“Estonia is a thriving example of how freedom has transformed the nations of Central and Eastern Europe,” White House spokesman Tony Fratto told reporters June 25.
In April, government and commercial servers were hit with a series of attacks by hackers, which Estonian authorities linked to a dispute with neighboring Russia over the recent relocation of a Soviet war memorial from the World War II era in the capital, Tallinn. Moscow firmly has denied any involvement in the incident.
“It is a serious issue if your most important computer systems go down in a country like mine, where 97 percent of bank transactions are done on the Internet,” Ilves said. “When you are a highly Interneted country like we are, then these kinds of attacks can do very serious damage.”
A NATO member since 2004, Estonia received support from computer security experts from the 26-nation alliance who, along with experts from Estonia’s Scandinavian neighbors, helped to contain the hackers.
Ilves proposed establishing a NATO cybersecurity research center in Estonia to build on his country’s experience and help member states safeguard their own computers from future attacks.
Edward Lucas, commenting on the dullness and near-anonymity of many of Eastern Europe’s political leaders, notes that

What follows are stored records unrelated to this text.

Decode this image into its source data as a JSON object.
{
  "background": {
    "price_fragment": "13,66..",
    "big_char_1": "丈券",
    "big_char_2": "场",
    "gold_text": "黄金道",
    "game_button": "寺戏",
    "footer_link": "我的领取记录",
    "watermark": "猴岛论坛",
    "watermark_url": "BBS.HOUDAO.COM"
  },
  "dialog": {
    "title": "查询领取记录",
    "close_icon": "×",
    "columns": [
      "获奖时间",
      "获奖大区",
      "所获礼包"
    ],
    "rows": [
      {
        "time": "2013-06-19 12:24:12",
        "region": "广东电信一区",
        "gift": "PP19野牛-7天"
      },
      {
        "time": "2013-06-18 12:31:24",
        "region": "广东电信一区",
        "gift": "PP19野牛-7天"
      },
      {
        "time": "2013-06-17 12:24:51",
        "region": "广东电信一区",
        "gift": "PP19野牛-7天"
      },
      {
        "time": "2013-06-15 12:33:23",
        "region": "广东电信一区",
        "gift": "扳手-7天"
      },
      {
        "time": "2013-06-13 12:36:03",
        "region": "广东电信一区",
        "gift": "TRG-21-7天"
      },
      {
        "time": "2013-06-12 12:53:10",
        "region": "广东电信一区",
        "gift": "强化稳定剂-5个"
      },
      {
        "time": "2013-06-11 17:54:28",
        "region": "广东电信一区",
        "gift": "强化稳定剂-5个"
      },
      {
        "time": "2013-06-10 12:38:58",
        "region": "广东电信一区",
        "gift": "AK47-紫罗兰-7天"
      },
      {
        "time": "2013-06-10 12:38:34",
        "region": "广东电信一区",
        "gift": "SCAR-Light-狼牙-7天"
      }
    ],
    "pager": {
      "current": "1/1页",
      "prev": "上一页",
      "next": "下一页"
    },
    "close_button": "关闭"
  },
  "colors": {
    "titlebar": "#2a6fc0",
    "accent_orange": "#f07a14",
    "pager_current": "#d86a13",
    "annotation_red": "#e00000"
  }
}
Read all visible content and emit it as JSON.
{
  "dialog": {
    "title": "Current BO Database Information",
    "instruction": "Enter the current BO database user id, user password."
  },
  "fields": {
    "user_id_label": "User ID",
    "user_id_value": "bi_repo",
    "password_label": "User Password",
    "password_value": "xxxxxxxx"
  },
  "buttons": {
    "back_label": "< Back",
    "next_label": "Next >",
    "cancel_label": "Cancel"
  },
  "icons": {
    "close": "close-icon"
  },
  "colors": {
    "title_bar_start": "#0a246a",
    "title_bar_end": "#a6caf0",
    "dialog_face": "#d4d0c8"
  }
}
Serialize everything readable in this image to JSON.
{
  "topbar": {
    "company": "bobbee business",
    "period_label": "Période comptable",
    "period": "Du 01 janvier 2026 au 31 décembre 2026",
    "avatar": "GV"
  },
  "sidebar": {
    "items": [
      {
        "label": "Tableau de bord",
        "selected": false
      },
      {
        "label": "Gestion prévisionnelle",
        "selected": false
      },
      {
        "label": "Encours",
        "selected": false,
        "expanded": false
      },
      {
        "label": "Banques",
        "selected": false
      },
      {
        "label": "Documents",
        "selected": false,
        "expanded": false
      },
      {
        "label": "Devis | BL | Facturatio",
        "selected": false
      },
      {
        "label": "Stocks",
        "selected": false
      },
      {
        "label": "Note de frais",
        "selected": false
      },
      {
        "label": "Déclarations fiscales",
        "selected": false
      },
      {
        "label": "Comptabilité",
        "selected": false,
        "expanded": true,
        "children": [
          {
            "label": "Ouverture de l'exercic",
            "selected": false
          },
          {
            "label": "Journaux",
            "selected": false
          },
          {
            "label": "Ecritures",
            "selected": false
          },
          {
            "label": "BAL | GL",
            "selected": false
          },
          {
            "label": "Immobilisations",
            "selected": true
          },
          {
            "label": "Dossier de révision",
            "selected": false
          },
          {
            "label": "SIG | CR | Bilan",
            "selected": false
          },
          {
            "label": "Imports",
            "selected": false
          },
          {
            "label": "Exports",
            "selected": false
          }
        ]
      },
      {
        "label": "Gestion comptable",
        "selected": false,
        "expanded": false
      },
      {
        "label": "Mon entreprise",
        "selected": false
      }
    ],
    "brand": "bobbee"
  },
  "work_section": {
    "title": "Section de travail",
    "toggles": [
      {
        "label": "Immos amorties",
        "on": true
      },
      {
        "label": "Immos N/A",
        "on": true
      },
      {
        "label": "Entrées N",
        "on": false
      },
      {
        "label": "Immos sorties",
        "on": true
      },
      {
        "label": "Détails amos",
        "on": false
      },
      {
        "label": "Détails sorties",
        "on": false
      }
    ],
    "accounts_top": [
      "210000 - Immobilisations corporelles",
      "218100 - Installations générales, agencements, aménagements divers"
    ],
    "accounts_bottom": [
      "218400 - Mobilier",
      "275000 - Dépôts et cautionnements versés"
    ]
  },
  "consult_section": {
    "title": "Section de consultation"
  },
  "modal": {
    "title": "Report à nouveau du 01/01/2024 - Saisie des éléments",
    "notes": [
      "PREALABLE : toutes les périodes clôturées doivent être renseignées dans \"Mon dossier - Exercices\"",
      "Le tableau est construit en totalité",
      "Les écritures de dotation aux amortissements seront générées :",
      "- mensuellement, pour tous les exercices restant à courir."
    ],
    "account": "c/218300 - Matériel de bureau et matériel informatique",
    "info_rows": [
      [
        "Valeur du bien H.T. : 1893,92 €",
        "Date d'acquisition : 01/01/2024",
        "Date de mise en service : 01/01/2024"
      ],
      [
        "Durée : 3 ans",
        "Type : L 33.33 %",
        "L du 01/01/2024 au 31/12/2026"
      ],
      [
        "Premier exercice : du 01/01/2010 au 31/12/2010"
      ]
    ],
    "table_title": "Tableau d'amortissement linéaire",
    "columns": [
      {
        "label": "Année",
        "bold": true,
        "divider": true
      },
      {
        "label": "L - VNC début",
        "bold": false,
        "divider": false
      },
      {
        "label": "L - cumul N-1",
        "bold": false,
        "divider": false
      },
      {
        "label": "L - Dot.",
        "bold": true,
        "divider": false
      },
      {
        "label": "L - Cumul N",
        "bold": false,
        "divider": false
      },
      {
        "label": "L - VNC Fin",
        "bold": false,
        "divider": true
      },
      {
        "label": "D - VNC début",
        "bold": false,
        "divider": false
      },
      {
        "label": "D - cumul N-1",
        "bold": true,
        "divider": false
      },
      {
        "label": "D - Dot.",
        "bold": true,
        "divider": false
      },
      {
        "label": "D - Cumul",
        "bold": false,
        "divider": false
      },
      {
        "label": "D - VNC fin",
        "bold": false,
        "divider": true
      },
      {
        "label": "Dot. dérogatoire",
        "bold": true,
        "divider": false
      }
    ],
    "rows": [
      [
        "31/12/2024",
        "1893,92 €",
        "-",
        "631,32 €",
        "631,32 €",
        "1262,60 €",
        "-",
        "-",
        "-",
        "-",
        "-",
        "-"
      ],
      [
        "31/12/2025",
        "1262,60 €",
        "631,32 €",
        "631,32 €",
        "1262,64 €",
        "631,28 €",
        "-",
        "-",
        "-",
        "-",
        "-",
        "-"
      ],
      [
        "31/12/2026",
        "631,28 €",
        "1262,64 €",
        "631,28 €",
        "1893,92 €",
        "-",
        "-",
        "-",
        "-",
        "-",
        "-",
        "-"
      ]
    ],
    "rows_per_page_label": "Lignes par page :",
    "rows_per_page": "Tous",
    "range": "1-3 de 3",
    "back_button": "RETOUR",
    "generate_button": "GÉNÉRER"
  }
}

Post-communist leaders were once big, internationally known figures. Lech Walesa of Poland and the Czech Republic’s Vaclav Havel remain world famous. Poland’s Aleksander Kwasniewski was widely admired abroad for his diplomatic skills. Reformist politicians such as Estonia’s Mart Laar, Russia’s Yegor Gaidar and Slovakia’s Mikulas Dzurinda wowed the policy wonks with their zealous embrace of flat taxes and free-marketry.
Now things are different. Only two leaders really stand out: the presidents of Russia and Estonia. Russia’s Vladimir Putin has many critics, but when he speaks, people listen. Estonia’s president, the Swedish-born and American-educated Toomas Hendrik Ilves, now speaks up for all the Kremlin’s former European satellites. The brainy Mr Ilves is the only senior politician in the region with real experience of Brussels (he was once a member of the European Parliament) and Washington, DC. He has the ear of George Bush: both are keen farmers (although on rather different scales), and both like the same make of Stihl brush-cutter.
Hat tip: Leopoldo
On June 19, the pravdabeslana.ru (Truth about Beslan) website published copies of faxes written in August 2004 by officials of the North Ossetian interior ministry. These show that the local authorities were aware of preparations for a major terrorist attack involving the movement of convoys of vehicles, and targeting a public building, most probably a school, on “Knowledge Day” (September 1, the day when the new school year begins in Russia). The documents even made reference to the specific demands that the hostage-takers would advance.
One example [my tr.]:
Information has been received concerning the movement of members of illegal armed formations from the plains of the Chechen Republic into an area of mountain and forest on the border between the Republic of Ingushetia and the Republic of North Ossetia. The gathering of fighters is projected for mid-August this year, after which there are plans to carry out a terrorist action on the “Budyonnovsk scenario” on the territory of the Republic of North Ossetia. According to the information received, the fighters are planning to seize a public building with hostages, and then advance demands to the country’s leadership concerning the withdrawal of units of the federal forces from the Chechen Republic. A large sum of money in Western currency is said to have come from Turkey to finance the action.
My move to Kent is now more or less complete, and as I recover from the effects of dust, prolonged series of car journeys, and the lifting of heavy objects, I’m slowly getting back to normal. This blog will soon return to regular posting.